It doesn’t take a genius to see that the club is going to need more arms, in the starting rotation and, probably more pressingly, in the bullpen.
The reactive move for the starting rotation is to wait for Eddie Butler to be ready, probably in June or July, using stopgaps until then. The reactive move for the bullpen is to hope that Rafael Betancourt remains on track with his recovery from Tommy John surgery and adds a capable arm to the back end of the pen in July or August.
But after the team’s hot start last season, they were under .500 by the end of June, then buried in the standings at 51-58 by the end of July. Sometimes, being reactive just doesn’t get the job done.
The ‘”don’t fix what’s not broken” approach isn’t really how Major League Baseball works anyways. By the end of June 2013, the Detroit Tigers had dumped their closer, the Boston Red Sox had added an elite arm to the back of their bullpen, and the St. Louis Cardinals and the Los Angeles Dodgers had already called up their top prospect. Those four teams faced off in their respective league championships series for the right to play in the World Series. Addressing needs before they become destructive is integral to success in a 162-game season.
Heath Bell was once one of the best closers in baseball. While he has struggled since leaving San Diego to sign a massive contract with Florida in 2012, he has a 1.99 ERA in 27.0 innings at Coors Field for his career, dating back to 2007. He was released by the Tampa Bay Rays two days ago.

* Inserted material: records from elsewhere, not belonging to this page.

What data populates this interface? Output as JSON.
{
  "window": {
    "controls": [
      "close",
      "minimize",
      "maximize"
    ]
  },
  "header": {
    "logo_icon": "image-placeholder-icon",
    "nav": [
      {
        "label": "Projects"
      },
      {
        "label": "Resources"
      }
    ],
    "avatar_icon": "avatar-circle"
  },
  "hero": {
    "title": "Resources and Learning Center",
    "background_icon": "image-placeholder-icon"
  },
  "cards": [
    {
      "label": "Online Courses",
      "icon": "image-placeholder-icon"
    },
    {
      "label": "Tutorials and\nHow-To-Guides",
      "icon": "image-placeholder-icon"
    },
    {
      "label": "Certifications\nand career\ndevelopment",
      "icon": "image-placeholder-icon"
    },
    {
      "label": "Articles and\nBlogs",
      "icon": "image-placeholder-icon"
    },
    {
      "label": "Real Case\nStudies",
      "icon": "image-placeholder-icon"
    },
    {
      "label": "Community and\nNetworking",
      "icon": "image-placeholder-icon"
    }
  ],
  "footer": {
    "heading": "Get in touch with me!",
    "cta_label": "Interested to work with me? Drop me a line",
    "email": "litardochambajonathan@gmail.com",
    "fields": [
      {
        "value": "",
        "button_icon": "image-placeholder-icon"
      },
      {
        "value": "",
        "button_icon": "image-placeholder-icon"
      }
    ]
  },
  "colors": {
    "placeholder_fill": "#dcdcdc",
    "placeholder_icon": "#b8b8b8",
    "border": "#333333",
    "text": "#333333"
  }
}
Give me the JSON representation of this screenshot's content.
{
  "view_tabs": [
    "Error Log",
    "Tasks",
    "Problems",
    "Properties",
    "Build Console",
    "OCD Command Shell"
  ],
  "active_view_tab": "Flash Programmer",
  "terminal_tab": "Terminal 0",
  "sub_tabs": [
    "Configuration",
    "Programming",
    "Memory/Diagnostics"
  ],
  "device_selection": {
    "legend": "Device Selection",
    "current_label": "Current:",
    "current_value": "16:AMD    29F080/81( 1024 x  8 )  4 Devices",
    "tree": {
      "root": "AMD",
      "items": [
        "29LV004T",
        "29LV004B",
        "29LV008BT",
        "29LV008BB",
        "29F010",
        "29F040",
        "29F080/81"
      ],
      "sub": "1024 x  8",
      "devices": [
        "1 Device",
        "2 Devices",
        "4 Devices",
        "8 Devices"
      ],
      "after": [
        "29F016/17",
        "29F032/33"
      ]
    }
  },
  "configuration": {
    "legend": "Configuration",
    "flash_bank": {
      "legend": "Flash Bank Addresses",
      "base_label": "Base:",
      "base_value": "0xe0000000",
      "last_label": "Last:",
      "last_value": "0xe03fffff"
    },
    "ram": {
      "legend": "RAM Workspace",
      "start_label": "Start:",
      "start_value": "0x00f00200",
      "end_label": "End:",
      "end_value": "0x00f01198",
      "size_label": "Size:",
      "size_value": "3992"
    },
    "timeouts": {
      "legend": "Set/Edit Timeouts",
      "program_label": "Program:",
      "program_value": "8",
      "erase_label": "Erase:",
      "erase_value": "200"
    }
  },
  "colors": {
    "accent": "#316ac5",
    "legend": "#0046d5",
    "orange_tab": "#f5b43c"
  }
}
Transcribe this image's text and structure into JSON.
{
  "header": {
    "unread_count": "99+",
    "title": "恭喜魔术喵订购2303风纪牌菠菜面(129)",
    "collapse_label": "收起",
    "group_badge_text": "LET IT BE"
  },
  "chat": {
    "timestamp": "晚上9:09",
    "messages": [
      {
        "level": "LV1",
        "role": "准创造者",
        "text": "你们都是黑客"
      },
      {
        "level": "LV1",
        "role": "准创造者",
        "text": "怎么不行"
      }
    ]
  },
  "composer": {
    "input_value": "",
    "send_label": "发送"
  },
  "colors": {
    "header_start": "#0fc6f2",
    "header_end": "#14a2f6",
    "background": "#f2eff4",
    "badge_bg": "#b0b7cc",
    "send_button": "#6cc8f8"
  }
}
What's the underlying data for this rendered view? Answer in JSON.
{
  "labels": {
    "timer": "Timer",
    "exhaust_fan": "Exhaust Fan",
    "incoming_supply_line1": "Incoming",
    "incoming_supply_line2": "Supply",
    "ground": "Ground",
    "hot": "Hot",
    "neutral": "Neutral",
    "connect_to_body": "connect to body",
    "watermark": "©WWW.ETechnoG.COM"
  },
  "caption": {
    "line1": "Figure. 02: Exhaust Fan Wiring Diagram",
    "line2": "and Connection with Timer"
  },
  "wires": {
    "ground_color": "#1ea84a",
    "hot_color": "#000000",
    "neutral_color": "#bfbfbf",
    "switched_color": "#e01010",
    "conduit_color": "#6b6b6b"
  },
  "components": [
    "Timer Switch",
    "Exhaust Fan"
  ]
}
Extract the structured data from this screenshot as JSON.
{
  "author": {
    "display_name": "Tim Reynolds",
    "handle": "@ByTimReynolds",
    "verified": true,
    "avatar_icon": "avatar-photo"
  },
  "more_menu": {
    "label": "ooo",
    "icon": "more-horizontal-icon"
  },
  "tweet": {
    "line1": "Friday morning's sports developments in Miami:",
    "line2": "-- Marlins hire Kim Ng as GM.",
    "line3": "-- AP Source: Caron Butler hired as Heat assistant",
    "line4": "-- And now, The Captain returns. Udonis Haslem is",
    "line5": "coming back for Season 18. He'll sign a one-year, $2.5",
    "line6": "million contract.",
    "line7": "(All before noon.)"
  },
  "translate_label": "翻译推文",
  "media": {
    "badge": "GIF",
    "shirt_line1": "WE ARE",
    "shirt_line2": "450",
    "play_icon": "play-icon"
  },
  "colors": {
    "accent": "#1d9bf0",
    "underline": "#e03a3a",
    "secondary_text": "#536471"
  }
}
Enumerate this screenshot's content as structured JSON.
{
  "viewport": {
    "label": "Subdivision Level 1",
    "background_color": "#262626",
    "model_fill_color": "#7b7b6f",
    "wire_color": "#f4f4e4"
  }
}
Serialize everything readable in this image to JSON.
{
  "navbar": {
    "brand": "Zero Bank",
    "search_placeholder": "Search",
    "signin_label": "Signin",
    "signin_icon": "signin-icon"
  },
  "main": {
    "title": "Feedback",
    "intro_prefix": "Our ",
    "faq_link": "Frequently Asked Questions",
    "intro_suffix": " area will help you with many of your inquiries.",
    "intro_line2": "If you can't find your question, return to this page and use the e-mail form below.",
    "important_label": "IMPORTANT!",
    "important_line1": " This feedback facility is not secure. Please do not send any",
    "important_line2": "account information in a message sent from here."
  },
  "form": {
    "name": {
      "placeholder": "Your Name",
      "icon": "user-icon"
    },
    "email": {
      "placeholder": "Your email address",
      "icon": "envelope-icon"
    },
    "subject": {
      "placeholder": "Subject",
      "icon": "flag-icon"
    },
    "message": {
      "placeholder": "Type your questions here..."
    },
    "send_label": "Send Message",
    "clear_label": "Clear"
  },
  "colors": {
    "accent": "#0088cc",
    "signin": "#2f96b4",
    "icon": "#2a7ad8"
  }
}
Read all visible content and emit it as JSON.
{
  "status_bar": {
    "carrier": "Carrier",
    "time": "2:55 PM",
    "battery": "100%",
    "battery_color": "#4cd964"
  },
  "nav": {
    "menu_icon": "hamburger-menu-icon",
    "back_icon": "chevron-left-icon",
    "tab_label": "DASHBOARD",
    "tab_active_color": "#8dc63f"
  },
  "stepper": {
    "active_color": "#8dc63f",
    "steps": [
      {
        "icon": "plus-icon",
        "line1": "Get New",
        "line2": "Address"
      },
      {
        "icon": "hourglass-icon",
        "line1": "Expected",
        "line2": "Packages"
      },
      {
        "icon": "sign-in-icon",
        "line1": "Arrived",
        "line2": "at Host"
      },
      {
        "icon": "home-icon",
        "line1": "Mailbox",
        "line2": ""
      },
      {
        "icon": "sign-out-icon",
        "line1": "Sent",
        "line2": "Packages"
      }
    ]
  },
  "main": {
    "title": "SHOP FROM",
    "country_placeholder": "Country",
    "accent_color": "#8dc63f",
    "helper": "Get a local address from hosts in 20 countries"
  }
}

The Colorado Rockies don’t have to trade anyone that they consider an integral part of their success this season. But they do have needs that have to be addressed, sooner rather than later.
The proactive move is to look at Eddie Butler’s peripheral numbers and realize that he is a better option to start right now than Franklin Morales. The proactive move is to look at Heath Bell, or another free agent, or a trade target from a team that’s already out of contention (Oh, hello Brad Ziegler of Arizona) and realize that one of those options can probably help your bullpen more than your 41-year-old former closer that you’re waiting to get healthy from Tommy John surgery.
Colorado has done a great job of reacting to its needs and taking steps towards addressing them. But if the Rockies hope to build on their early season success, they need take the next step and start addressing those weaknesses before their deficiencies start costing the team games.
Don’t think of it as fixing what’s not broken. Think of it as building on a solid foundation, rather than letting that foundation go to waste.
Zach Fogg is a writer, producer and host for Mile High Sports. He can be followed on Twitter @zachfoggsports.